In The Nation‘s web-letters, Dave Zirin repliesto my post about his column on Michael Vick. In the nicest possibleway, he suggests that I’m out of my depth in tackling a sportssubject. He’s certainly right that I’m no expert on sports or sportsmedia. How big an expert you need to be in this case is anotherquestion.
Zirin’s big point is that Vick and other football stars do not havethe moral agency I attribute to them, because they come from poorbackgrounds and have few alternatives : “Vick and others are free notto play professional football. They are also free to work inMcDonalds, or go to a public school that treats them like prisoners.”
That may be so. I wasn’t condemning Vick for playing football, though,but for allegedly running a barbaric and illegal dogfighting business.What does dogfighting have to do with escaping from a life flippingburgers? Or — Zirin’s other distracting topic — with the prevalenceof sports injuries? True, as Zirin notes, there are greater evils inthe world than animal torture, and animal torture does not exist in avacuum: “We are carrying out two military occupations, spend $500billion on “defense” and have over 300 million guns in circulation. Itshouldn’t surprise us that violent sports, from the NFL to UltimateFighting, find a wide audience. It also shouldn’t surprise us thatplayers in these sports engage in past times [sic] that one would deemanti-social.”

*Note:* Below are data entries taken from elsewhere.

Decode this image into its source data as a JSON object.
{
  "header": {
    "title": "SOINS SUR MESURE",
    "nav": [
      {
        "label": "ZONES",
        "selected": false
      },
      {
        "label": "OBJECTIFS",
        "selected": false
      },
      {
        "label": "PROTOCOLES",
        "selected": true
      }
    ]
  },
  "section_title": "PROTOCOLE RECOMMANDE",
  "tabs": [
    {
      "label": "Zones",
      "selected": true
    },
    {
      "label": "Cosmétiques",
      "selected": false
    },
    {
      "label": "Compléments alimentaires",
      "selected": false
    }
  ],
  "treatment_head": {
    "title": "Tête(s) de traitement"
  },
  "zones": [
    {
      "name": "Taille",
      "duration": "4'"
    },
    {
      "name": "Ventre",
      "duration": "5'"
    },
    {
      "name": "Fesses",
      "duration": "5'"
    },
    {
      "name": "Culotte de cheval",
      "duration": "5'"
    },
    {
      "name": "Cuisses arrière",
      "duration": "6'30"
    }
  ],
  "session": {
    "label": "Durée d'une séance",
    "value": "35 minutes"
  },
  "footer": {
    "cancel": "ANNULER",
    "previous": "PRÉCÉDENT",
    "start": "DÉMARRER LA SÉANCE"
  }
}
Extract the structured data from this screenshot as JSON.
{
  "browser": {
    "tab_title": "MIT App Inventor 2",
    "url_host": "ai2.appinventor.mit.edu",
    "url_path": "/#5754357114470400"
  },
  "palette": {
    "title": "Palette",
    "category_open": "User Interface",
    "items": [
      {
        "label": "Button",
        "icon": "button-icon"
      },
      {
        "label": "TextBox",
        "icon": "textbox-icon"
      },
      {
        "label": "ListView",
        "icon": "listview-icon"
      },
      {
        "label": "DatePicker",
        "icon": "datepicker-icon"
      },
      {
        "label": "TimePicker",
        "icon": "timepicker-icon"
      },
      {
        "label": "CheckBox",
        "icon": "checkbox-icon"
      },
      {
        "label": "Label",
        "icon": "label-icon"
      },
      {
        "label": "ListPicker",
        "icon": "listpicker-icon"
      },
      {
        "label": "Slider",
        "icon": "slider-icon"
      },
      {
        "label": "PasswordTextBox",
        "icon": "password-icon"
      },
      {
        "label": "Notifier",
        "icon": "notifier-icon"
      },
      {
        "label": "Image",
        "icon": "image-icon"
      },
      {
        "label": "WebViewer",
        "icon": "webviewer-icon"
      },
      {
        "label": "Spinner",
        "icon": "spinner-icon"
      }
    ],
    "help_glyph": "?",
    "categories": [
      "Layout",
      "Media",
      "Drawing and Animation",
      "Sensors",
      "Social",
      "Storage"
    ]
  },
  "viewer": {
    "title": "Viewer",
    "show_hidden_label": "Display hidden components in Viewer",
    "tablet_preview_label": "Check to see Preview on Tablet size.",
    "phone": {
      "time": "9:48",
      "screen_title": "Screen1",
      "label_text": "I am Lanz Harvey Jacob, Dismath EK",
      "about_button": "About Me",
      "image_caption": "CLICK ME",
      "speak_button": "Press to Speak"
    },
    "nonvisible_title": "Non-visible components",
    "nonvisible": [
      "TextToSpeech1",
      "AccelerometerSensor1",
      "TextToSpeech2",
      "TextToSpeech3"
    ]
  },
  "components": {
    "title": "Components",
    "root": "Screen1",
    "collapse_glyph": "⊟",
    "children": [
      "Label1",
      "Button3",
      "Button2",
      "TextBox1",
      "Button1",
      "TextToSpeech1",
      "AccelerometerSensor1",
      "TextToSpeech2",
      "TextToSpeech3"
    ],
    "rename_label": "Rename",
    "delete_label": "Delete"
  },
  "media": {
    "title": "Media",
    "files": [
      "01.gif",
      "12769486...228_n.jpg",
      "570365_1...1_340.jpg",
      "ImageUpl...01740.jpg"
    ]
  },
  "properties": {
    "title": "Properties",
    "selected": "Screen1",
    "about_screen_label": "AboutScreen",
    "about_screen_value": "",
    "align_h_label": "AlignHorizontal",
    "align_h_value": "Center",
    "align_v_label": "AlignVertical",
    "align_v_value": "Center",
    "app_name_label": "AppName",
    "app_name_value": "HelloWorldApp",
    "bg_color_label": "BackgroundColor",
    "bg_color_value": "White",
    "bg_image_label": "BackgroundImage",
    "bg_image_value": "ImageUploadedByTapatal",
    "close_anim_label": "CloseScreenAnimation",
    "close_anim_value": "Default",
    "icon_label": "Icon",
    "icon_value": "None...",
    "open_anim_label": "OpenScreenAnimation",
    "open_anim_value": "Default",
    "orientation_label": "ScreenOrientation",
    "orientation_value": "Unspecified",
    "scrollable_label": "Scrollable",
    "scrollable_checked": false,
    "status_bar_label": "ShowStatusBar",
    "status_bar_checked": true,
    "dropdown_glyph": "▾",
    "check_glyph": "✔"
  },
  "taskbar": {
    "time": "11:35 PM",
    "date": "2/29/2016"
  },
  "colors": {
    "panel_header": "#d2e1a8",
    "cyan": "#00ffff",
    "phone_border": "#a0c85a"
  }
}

Yes, yes: violence in, violence out. Not only am I not surprised thatour warlike and violence-loving society produces lots of, um,violence, I’ve made the same point myself. But every now and then, acrime is so gratuitously horrible it stands out. To blame Vick’salleged crimes on society and outrage against them on racism feelslike an evasion, like political boilerplate.

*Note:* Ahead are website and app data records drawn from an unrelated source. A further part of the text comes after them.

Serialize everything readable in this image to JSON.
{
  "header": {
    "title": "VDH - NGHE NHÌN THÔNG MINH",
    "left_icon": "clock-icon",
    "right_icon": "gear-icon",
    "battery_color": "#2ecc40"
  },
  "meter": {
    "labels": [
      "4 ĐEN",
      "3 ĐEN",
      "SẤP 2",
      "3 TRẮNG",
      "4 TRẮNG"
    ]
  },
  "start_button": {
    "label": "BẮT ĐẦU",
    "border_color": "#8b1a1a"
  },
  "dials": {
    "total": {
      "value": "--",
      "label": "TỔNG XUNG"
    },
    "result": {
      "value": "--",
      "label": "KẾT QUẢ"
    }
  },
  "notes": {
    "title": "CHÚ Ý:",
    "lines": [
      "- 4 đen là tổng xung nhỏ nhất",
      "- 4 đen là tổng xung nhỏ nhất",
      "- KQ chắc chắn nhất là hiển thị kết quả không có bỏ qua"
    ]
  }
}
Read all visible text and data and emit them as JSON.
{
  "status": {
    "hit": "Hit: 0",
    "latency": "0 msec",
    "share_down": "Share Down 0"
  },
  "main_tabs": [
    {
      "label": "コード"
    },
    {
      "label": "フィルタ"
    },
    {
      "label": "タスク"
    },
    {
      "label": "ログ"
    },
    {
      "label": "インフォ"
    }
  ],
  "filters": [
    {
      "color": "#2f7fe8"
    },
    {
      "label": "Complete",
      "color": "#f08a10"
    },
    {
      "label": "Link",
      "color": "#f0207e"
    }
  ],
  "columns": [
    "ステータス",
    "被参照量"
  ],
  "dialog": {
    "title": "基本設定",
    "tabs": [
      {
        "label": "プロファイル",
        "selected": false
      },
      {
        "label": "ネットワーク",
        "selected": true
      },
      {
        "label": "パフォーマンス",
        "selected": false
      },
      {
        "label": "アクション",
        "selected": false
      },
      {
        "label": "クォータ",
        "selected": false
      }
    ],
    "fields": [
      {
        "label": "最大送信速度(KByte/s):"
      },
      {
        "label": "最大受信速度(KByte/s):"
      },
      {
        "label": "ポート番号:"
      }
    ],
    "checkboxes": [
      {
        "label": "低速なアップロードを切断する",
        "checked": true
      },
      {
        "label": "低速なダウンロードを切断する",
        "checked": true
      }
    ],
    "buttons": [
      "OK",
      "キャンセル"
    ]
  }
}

I do have trouble seeing sports stars — zillionaires idolized bymillions and held up as role models to children (and how idiotic isthat?) –as mere victims of the system. To me they seem more likely tobe testosterone-poisoned narcissists who think they can get away withanything, and often do. The celebrity culture of entitlement — that’sthe system they operate in, not the Old South. It may be true, asZirin says, that only poor kids become professional players, becausethe work is so hard and the struggle so great — but whatever Vick’sorigins it’s hard to see as a peon someone who is making $13 milliondollars a year. As for racism , that may be true of the radiofrothers– maybe one day a white star will be accused of animaltorture and we can compare the public response. But it doesn’tdescribe me, or the many Nation readers who’ve written in to expresstheir outrage.
If charging racism doesn’t play at The Nation, you probably need abetter argument.